measuring poverty beyond a dollar a day

(Photo credit: Allianz Knowledge Partnersite)

How do you measure the worth or suffering of someone’s life? We’ve all seen the ads where a white man walks through desolate streets as malnourished children cling to his hands. He tells us that we can help and that these children can be helped for just a dollar a day. So why do these commercials play year after year if all that is needed is a dollar a day?

The truth is that a dollar a day tells you very little about those children, the reason for their lack of nourishment, or the history or their countries, communities, and families. For years international agencies and non-governmental organizations (NGOs) have been using the Human Development Index (HDI) created by the United Nations Development Program. The HDI is a set of statistics used to rank a country based on “human development” (i.e. mortality rates, life expectancy, etc.) The original idea was to “to shift the focus of development economics from national income accounting to people centered policies.”

The HDI and its statistics built such programs as the Millennium Development Goals (MDGs) and many had criticisms. Some argued that the HDI was still too nation focused or that measuring material wealth could never promote “human development” thus ending poverty. Just yesterday the Oxford Poverty and Human Development Initiative (OPHI) of Oxford University and the Human Development Report Office of the UNDP announced a new way to measure poverty called the Multidimensional Poverty Index (MPI). Director of the UNDP Human Development Report Office, Dr. Jeni Klugman, said. “The MPI provides a fuller measure of poverty than the traditional dollar-a-day formulas.” She noted that the MPI assesses critical factors at the family level and it will be used to compliment the HDI by examining broader aspects of well-being.

As our understandings of the root causes of poverty increase so must our means of measuring its affects. While some are focused on pulling our heart strings with “dollar a day” lines, the larger development institutions are working to become more innovative in their approaches to measure poverty.

While the MPI is a positive step in the right direction, it seems that it will still be very broadly focused and may still lose the “people centered” perspective. As large development institutions focus and innovate measures for poverty, why have they not just asked those most affected?

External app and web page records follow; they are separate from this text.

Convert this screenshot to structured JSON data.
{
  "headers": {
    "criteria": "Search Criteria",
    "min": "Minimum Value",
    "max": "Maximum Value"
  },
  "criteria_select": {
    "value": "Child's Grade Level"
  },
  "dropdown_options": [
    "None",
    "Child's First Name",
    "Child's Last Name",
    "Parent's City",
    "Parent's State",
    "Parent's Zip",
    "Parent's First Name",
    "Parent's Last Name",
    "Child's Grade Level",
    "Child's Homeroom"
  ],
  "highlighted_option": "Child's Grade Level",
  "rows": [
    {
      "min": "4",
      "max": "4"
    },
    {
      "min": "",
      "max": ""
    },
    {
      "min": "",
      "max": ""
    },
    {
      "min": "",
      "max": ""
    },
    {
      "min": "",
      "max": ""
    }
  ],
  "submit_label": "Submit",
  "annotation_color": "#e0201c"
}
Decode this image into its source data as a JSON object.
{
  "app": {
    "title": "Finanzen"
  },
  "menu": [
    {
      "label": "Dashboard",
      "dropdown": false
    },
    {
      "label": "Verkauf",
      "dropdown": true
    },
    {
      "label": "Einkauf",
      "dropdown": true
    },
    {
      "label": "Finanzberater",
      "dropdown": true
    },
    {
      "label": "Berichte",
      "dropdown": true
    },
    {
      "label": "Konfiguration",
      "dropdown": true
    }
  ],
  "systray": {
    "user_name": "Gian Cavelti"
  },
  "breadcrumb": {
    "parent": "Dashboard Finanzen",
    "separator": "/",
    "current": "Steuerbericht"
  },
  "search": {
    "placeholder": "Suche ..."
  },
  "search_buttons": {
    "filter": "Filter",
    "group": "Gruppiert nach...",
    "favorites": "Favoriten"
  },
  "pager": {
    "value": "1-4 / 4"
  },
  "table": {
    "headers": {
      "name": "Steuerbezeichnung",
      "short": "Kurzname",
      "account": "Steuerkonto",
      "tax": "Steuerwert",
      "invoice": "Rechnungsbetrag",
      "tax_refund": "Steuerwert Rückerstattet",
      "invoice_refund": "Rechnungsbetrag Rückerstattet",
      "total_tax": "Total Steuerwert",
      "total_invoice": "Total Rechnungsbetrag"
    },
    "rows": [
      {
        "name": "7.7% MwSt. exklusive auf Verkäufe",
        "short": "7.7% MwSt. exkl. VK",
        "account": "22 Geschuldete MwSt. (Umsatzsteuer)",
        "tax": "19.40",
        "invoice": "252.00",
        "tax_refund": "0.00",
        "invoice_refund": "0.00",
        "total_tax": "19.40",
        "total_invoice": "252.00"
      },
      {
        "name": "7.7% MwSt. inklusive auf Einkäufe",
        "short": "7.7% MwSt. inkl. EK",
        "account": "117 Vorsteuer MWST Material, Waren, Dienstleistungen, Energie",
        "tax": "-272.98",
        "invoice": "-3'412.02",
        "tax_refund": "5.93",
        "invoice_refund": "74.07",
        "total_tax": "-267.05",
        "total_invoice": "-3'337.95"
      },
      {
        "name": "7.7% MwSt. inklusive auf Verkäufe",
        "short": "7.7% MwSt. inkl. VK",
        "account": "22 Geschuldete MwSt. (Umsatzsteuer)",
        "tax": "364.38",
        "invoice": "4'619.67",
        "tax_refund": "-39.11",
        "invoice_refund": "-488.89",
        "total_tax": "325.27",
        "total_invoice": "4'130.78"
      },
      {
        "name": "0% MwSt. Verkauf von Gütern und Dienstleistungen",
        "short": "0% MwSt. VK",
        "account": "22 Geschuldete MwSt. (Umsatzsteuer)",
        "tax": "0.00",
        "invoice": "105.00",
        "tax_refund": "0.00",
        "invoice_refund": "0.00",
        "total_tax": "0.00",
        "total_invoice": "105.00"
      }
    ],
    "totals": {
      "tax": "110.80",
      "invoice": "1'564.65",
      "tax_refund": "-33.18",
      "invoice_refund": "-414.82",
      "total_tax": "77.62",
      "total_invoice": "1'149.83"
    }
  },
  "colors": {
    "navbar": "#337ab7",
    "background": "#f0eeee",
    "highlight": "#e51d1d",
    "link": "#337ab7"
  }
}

something new for the new year

A group that has really captivated my interest this year has been the Acumen Fund. They do amazing work towards creating change and sustainable solutions to global poverty issues with people at the center. Check out their work and what they do, I would encourage you all to get involved in the new year! Have a good one!

Acumen Fund Philosophy
Who we are and why we exist:
Acumen Fund is a non-profit venture fund that uses entrepreneurial approaches to solve the problems of global poverty. We build financially sustainable and scalable organizations that deliver affordable, critical goods and services that target the four billion people living on less than $4 a day. We adhere to a disciplined process in selecting and managing our philanthropic investments as well as in measuring the social and financial returns.

How we work:
We identify some of the world’s best entrepreneurs and organizations focused on delivering critical, affordable goods and services – such as water, healthcare, and housing – to improve livelihoods, health and opportunities for the poor.

Our investment process:
Using the skills of business, the flexible capital of philanthropy, and the rigor of the marketplace, we aim to develop and deliver systems-changing solutions to the world’s problems. Our investment approach focuses on organizational sustainability, strong leadership and scalability through managerial support and financial investment.

Measuring results:
Within each investment organization, we focus on the areas of design, pricing, distribution and marketing of critical goods and services to the poor. We measure and share both social and financial returns of our investments, as well as our own financial sustainability and the strength of our community. Our risk management aims to generate positive returns where possible and recover a substantial portion of their capital to reinvest in new philanthropic ventures.